- An open economy, like the Philippines, allows 100% foreign ownership in almost all sectors and supports a Build-Operate-Transfer (BOT) investment scheme that other Asian countries emulate. (The Hague, Embassy of the Philippines, 2014)
- Incentive packages include the corporate income tax, reduced to a current 32%, with companies in the Special Economic Zones (ecozones) subject to only 5% overall tax rates. (The Hague, Embassy of the Philippines, 2014)
- Moreover, foreign investors may be entitled to incentives such as tax exemptions and tax and duty-free importation of specific equipment and materials. (The Hague, Embassy of the Philippines, 2014)
The Philippines offers unlimited business opportunities and fast-developing infrastructure in a booming economy.
Image source: Inquirer
- Asian economies integrate within the broad framework of AFTA, making the Philippines a natural and most strategic location for firms that want access to the large ASEAN market and its vast trade opportunities. (Invest Philippines)
- The Philippines has enhanced and primed up various areas for investors and offers a dynamic consumer market accustomed to an array of product choices created by a competitive domestic economy. (Invest Philippines)
- The country posted as the fastest growing economy in Asia in 2016. (Bloomberg, 2016)
- A large potential market for consumer goods on account of its fast-growing population.
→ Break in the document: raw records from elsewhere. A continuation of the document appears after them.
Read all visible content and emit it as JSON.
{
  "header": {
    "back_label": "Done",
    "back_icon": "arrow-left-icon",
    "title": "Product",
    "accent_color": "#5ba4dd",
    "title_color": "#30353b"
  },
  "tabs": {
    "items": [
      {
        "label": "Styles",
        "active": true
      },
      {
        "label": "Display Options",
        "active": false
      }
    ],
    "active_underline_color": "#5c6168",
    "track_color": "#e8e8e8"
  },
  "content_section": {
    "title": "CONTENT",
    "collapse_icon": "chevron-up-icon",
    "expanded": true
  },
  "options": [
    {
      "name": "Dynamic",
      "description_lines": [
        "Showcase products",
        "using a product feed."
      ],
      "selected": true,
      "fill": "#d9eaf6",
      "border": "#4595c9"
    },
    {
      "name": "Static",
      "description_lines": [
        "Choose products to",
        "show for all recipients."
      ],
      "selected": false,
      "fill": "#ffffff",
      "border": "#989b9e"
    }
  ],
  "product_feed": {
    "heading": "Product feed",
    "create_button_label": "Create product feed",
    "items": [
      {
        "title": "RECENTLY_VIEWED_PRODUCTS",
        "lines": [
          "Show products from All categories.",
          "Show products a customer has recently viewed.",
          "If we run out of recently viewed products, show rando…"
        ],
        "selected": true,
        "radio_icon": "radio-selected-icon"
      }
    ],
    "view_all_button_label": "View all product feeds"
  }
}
Its ASEAN affiliation provides further opportunities for access. (PwC, 2013)
- The Philippines has a competitive edge in information and communications technology (ICT), including call centers. (PwC, 2013)
The Philippines is a growing economy—all of which are results of a young, educated, and skilled workforce, an investor-friendly government posture, and a strategic location and geography. With all these in mind, foreign entrepreneurs should definitely start a business in the Philippines and take advantage of the country’s business-friendly attributes.